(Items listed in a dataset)
---

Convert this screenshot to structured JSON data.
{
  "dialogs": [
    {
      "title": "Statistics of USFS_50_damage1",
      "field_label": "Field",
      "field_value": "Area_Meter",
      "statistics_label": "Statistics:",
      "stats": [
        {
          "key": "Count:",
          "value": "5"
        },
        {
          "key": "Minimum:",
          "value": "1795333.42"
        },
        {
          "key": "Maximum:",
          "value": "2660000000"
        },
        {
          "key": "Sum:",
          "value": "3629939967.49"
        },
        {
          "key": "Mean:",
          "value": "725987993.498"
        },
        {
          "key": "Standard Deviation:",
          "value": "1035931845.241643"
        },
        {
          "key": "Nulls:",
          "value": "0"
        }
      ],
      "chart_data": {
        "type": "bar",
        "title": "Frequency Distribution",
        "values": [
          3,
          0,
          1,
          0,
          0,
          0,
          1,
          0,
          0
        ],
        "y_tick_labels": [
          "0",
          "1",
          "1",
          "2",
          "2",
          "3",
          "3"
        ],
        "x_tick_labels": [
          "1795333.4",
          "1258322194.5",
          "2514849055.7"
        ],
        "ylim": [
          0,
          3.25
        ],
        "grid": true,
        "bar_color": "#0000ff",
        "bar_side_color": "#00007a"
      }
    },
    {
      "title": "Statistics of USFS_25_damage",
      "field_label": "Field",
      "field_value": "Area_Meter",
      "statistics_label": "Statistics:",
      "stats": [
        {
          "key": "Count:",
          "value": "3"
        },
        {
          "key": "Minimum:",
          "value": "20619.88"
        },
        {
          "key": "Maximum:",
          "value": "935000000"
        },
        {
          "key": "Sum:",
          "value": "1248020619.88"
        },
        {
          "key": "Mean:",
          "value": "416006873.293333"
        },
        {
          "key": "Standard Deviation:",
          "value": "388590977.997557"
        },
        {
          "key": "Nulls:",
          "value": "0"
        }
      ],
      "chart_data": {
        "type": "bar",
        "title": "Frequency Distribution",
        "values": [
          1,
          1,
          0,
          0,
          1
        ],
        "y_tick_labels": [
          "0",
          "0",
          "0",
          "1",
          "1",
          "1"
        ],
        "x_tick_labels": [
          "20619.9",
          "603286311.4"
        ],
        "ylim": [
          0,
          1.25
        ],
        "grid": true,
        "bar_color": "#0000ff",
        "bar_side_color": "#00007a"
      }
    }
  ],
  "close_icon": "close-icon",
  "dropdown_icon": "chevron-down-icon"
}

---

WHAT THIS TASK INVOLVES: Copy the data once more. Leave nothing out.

REPLY:
Convert this screenshot to structured JSON data.
{
  "dialogs": [
    {
      "title": "Statistics of USFS_50_damage1",
      "field_label": "Field",
      "field_value": "Area_Meter",
      "statistics_label": "Statistics:",
      "stats": [
        {
          "key": "Count:",
          "value": "5"
        },
        {
          "key": "Minimum:",
          "value": "1795333.42"
        },
        {
          "key": "Maximum:",
          "value": "2660000000"
        },
        {
          "key": "Sum:",
          "value": "3629939967.49"
        },
        {
          "key": "Mean:",
          "value": "725987993.498"
        },
        {
          "key": "Standard Deviation:",
          "value": "1035931845.241643"
        },
        {
          "key": "Nulls:",
          "value": "0"
        }
      ],
      "chart_data": {
        "type": "bar",
        "title": "Frequency Distribution",
        "values": [
          3,
          0,
          1,
          0,
          0,
          0,
          1,
          0,
          0
        ],
        "y_tick_labels": [
          "0",
          "1",
          "1",
          "2",
          "2",
          "3",
          "3"
        ],
        "x_tick_labels": [
          "1795333.4",
          "1258322194.5",
          "2514849055.7"
        ],
        "ylim": [
          0,
          3.25
        ],
        "grid": true,
        "bar_color": "#0000ff",
        "bar_side_color": "#00007a"
      }
    },
    {
      "title": "Statistics of USFS_25_damage",
      "field_label": "Field",
      "field_value": "Area_Meter",
      "statistics_label": "Statistics:",
      "stats": [
        {
          "key": "Count:",
          "value": "3"
        },
        {
          "key": "Minimum:",
          "value": "20619.88"
        },
        {
          "key": "Maximum:",
          "value": "935000000"
        },
        {
          "key": "Sum:",
          "value": "1248020619.88"
        },
        {
          "key": "Mean:",
          "value": "416006873.293333"
        },
        {
          "key": "Standard Deviation:",
          "value": "388590977.997557"
        },
        {
          "key": "Nulls:",
          "value": "0"
        }
      ],
      "chart_data": {
        "type": "bar",
        "title": "Frequency Distribution",
        "values": [
          1,
          1,
          0,
          0,
          1
        ],
        "y_tick_labels": [
          "0",
          "0",
          "0",
          "1",
          "1",
          "1"
        ],
        "x_tick_labels": [
          "20619.9",
          "603286311.4"
        ],
        "ylim": [
          0,
          1.25
        ],
        "grid": true,
        "bar_color": "#0000ff",
        "bar_side_color": "#00007a"
      }
    }
  ],
  "close_icon": "close-icon",
  "dropdown_icon": "chevron-down-icon"
}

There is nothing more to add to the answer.